■ EXERCISE AIM: Each line containing the string "view" should be copied out of the entries.

■ INFORMATION GIVEN:
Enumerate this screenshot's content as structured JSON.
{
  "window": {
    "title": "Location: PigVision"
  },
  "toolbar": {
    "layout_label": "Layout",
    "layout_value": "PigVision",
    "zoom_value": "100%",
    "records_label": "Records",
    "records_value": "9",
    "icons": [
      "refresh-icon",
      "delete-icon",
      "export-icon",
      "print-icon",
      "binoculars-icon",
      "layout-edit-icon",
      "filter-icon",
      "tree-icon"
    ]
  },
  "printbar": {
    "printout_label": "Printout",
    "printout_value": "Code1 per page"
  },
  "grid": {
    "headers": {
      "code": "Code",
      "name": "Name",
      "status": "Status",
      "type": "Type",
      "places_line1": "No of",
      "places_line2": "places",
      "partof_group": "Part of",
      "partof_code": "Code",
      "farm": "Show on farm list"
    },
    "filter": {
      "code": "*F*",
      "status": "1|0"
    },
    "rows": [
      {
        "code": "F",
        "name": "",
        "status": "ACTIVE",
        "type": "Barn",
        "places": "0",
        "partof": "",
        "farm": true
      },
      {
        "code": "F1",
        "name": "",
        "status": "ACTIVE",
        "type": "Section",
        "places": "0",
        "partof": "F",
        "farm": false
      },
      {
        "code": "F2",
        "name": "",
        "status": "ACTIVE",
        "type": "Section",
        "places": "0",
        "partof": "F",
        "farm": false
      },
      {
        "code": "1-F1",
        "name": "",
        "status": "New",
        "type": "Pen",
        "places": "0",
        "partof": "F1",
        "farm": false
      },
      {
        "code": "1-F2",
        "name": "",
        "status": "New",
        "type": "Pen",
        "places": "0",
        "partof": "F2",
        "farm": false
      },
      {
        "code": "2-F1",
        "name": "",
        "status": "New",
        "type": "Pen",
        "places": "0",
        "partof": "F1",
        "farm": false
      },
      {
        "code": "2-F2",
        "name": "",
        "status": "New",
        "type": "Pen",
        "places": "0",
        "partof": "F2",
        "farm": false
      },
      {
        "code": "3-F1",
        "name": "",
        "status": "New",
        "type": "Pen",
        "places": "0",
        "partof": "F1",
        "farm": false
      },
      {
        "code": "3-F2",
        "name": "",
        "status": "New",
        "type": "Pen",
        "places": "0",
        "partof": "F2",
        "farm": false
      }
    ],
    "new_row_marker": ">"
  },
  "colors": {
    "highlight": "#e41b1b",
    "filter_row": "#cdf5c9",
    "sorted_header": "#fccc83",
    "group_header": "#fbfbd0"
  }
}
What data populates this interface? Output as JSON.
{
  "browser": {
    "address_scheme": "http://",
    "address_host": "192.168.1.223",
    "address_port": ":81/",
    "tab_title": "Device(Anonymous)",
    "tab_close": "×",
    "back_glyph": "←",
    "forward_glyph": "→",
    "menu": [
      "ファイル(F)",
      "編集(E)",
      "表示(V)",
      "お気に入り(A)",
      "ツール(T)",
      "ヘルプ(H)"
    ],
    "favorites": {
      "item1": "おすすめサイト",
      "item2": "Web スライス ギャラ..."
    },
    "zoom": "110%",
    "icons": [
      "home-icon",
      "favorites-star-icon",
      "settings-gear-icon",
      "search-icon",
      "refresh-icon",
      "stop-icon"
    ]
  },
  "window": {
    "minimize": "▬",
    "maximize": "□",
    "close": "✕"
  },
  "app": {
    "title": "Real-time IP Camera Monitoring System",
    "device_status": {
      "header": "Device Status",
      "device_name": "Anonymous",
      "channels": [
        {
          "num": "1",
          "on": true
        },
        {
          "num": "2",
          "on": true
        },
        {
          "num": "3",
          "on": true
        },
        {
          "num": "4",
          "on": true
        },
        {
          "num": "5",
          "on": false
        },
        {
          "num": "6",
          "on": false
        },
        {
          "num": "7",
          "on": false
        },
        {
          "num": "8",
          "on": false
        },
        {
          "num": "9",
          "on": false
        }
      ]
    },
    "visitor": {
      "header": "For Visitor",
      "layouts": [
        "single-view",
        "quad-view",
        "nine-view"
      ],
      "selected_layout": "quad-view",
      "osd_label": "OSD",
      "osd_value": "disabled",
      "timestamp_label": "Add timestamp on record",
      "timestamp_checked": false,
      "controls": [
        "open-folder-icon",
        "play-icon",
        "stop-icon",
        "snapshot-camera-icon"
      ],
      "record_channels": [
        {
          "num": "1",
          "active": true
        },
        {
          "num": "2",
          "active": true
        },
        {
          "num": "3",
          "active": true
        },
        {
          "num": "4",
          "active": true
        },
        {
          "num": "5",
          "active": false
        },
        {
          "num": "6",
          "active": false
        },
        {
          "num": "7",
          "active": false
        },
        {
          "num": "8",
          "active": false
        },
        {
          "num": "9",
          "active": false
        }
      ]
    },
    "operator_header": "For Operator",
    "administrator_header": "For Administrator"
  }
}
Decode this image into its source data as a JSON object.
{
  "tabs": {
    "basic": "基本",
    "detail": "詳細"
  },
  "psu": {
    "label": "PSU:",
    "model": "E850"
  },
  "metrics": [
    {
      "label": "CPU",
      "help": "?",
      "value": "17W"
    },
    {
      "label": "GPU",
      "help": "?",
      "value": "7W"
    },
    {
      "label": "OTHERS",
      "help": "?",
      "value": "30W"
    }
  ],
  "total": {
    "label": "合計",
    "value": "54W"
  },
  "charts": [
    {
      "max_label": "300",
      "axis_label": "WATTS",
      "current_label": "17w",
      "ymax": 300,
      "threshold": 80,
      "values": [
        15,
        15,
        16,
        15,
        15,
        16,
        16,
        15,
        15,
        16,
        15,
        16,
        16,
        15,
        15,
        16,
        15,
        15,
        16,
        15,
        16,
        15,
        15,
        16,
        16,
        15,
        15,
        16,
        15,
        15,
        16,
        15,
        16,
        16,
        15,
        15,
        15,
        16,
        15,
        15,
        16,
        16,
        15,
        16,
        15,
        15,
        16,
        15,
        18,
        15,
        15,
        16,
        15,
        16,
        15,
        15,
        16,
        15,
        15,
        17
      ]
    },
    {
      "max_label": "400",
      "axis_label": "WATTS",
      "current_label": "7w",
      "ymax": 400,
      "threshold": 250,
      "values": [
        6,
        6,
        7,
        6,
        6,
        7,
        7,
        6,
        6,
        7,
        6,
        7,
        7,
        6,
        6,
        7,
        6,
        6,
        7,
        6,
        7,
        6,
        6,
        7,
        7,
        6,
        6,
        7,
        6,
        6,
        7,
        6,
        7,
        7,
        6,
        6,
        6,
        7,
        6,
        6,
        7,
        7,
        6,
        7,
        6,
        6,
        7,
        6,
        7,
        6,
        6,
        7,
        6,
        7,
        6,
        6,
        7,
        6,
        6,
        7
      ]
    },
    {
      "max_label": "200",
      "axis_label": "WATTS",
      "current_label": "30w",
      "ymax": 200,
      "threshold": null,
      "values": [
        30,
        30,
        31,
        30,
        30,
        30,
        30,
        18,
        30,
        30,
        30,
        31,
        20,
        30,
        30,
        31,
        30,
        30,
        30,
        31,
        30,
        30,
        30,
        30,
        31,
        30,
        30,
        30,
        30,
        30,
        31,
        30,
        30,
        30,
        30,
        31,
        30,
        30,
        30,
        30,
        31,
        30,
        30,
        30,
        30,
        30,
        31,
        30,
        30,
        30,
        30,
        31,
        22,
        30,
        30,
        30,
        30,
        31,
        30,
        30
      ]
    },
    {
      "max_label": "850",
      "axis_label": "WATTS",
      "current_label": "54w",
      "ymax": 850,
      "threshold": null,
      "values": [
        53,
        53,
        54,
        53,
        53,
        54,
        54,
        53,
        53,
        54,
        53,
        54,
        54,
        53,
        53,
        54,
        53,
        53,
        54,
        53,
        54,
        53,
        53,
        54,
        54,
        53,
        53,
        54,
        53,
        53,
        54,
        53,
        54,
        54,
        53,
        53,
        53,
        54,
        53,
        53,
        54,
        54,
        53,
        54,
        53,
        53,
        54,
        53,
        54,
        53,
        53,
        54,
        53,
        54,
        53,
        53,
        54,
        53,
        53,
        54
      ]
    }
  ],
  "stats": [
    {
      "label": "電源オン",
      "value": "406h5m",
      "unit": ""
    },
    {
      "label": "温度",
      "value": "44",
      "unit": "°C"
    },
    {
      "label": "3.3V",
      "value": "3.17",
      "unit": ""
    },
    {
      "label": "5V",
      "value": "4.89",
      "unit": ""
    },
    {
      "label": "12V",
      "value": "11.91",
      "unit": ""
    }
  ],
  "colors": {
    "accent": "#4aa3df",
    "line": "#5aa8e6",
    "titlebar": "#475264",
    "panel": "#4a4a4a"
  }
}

■ TASK ANSWER:
        "single-view",
        "quad-view",
        "nine-view"
      "selected_layout": "quad-view",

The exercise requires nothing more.